Commentators generally agreed that authors were entitled to decide whether and how to publish. This most fundamental author’s right was set out by advocates of the Act of Anne (the author “has certainly a Right to choose the Hand by which he will convey his Work to the Publick”), by Blackstone (the author has a “right to dispose of [the] . . . work as he pleases”), and by De Grey C.J. in Donaldson (the author has the “sole Right to dispose of his Manuscript as he thinks proper,” but no “Right or Property . . . detached from [the] Manuscript”). This paper will explore how this premise, concerning authorial control, was developed in proprietary terms, rather than supporting a view of copyright as protecting reputation or privacy.
“How News Becomes Property”
Periodicals devoted to current events have been around since the beginning of the 17th century, and the first copyright statutes appeared in the 18th century, when many of our most fundamental ideas about authorship and ownership took shape. Yet no news writer or publisher seriously claimed a property in news reports until the middle of the 19th century. As the geography of news in America shifted from a decentralized model in which newspapers exchanged news with each other to a centralized model in which press agencies contracted with individual papers around the country, newspaper proprietors sought legal remedies against news piracy. They argued that news—the factual details of reports as well as their literary expression—could be owned. The attitudes of editors also changed during the 19th century, but most of them remained uninterested in finding a legal remedy for what they saw as an ethical problem—the need to give “credit where it is due.” Studying journalistic practice alongside case law reveals a basic distinction between news editors, who tended to claim that copying was beneficial to a democratic society because it enabled the news to spread, and business managers, who sought protection against competitors in order to guarantee a return on investment.

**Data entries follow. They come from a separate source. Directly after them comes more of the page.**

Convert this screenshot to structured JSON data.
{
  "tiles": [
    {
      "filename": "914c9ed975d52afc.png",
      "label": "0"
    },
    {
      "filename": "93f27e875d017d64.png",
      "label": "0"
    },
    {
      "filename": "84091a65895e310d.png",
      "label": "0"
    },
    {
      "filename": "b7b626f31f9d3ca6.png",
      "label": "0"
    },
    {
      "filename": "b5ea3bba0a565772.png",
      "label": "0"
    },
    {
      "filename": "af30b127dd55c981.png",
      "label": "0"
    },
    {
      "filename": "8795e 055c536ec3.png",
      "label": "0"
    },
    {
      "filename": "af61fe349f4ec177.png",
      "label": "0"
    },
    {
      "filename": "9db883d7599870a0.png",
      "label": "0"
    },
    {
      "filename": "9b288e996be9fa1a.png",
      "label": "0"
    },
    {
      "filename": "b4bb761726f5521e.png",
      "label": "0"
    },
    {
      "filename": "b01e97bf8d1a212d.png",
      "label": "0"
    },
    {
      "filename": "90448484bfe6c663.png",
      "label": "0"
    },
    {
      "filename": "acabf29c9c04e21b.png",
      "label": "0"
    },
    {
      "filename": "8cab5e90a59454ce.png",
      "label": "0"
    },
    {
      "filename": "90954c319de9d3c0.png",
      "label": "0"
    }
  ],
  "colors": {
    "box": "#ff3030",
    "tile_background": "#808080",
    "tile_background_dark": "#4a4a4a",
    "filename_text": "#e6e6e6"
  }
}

“Mapping Plagiarism in a Regime of Privilege”
The charge of plagiarism dispenses with the calendar and substitutes the map. It takes a moral position in relation to artistic idea, arguably judging it always already an inalienable possession. The passage of time does not lessen the crime. Rather plagiarism operates and is identified by forms of mapping: by the process of appropriative tracing or re-tracing of forms and by a mental mapping of point to point correspondences which leads to the recognition of repetition. However, not all copies are plagiaries; their classification as such is historically contingent. This paper asks whether, and in what ways the practices of the copy in the visual arts (painting, sculpture and printmaking) and charges of plagiarism were shaped by an increasingly conspicuous and efficacious regime of copy-privilege in France during the ancien régime. It further considers the extent to which emergent notions of copyright may have been informed by plagiarism: both its discourses and its practices.